Tie-in literature gets a bad rap, which is a shame because, at its best, it can be a comforting portal back into your favorite worlds. While sometimes tie-ins completely miss the mark, this is certainly not the case for Assassin’s Creed Valhalla: Blood Brothers. This manga by Feng Zi Su, published in the U.S. by Tokyopop and translated by Tay Weiling, is a prequel of sorts to Assassin’s Creed Valhalla following two brothers as they journey to England several years before Eivor to join the sons of Ragnar in pillaging the country.
Björn and Ulf, our main characters, are not particularly interesting, which is a shame because this is a single-volume series. The story begins by showing off their hunting and fighting prowess but gives little in the way of character. As more folks come into the picture, like their mentor Blueshield and eventually Halfdan Ragnarsson and Ivarr the Boneless, it becomes rather difficult to even distinguish them from one another.
Björn, Ulf, and Blueshield arrive in England and join the Ragnarssons in their Great Heathen Army, sacking Saxon kingdoms and flaying their kings. It’s a plot that the video game illudes to as you meet and befriend some of the characters and, if you’ve played the game or know your history, it ends rather poorly for the Norse.
While the story and characters don’t shine for most of the volume, this book is definitely for you if you’re a fan of gory action sequences. Beheadings, spearings, flaying, and splitting one guy clear in half are what make up a plurality of the manga’s panels, and it’s for the better. If the plot is going to be thin and the characters boring, it is best to have the action be the highlight. These panels are drawn with significantly greater detail than any other part of the book, with glorious bloodbaths and terrible physical distress. Even in these scenes, the otherwise stagnant characters like Björn and Ulf are drawn with great emotion.
While the script is very uneven—sometimes rather strong and other times entirely flat—the translator does a great job reworking the English text into the speech bubbles. There are a number of occasions where the text is resized to fit into smaller bubbles and styled in a way that helps clarify the emotion meant to be conveyed. The SFX throughout the book, sometimes even more common than dialogue, is excellent both in text and font. They especially help the action sequences feel more alive.

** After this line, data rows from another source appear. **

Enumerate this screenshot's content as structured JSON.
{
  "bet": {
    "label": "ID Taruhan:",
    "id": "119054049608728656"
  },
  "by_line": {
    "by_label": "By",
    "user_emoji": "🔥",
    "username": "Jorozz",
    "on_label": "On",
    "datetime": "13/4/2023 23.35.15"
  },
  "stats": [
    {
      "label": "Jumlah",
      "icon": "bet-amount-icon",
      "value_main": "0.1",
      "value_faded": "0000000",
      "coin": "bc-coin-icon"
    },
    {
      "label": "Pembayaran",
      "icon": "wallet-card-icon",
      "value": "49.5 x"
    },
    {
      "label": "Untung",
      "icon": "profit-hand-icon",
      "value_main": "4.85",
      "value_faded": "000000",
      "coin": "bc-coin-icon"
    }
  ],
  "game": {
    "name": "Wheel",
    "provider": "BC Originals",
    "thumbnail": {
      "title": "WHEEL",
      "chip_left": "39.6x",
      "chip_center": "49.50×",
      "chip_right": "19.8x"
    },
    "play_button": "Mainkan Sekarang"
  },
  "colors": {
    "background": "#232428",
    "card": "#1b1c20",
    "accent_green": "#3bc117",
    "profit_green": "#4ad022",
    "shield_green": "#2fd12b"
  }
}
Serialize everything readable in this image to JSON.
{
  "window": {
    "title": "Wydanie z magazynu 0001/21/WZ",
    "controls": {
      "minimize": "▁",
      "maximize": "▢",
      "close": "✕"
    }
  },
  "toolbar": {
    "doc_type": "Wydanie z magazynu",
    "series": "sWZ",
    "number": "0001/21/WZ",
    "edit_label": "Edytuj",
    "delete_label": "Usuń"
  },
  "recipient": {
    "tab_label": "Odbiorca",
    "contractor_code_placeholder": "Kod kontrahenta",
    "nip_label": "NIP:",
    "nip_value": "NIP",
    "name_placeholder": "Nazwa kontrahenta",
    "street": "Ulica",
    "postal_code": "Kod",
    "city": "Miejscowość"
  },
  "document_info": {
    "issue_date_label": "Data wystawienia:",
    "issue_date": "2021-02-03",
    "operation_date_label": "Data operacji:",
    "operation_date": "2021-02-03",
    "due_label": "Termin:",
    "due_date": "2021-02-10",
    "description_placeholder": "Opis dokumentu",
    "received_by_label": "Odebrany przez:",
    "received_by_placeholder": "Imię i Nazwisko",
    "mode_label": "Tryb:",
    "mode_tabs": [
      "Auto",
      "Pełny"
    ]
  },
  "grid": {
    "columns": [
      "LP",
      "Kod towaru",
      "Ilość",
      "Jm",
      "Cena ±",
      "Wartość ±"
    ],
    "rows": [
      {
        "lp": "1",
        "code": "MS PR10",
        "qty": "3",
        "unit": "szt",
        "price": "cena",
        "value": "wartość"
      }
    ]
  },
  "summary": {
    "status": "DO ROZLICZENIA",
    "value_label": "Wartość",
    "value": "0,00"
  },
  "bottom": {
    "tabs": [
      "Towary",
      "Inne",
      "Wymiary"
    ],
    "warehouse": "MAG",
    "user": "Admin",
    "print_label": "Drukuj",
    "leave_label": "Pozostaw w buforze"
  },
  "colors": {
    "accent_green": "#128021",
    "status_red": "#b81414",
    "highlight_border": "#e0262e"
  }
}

While the story and characters are largely uneven for most of the story, the final chapter takes a very different turn. The unhappy ending of Ivarr’s Great Heathen Army is on full display here, with tragedy and humility abound. Unexpectedly, this final act serves as a solid prequel for Assassin’s Creed Valhalla as the game’s mortal enemy Alfred makes a brief appearance and piques curiosity in how the Vikings may have their revenge.
Assassin’s Creed Valhalla: Blood Brothers also contains interviews with the mangaka and an Ubisoft creative. They add a lot of background to how the manga came to be, why this story was important to tell, and how it was personally meaningful for them.
While not groundbreaking, Assassin’s Creed Valhalla: Blood Brothers is a decent prequel to the most recent Assassin’s Creed game. The story and characters are weak, despite a potentially very interesting time period, but the action is strong as well as the lettering. Its final act, however, makes it a worthy prequel.
Assassin’s Creed Valhalla: Blood Brothers is available wherever manga is sold.
Assassin's Creed Valhalla: Blood Brothers
While not groundbreaking, Assassin’s Creed Valhalla: Blood Brothers is a decent prequel to this year’s Assassin’s Creed game. The story and characters are weak, despite a potentially very interesting time period, but the action is strong as well as the lettering. Its final act, however, makes it a worthy prequel.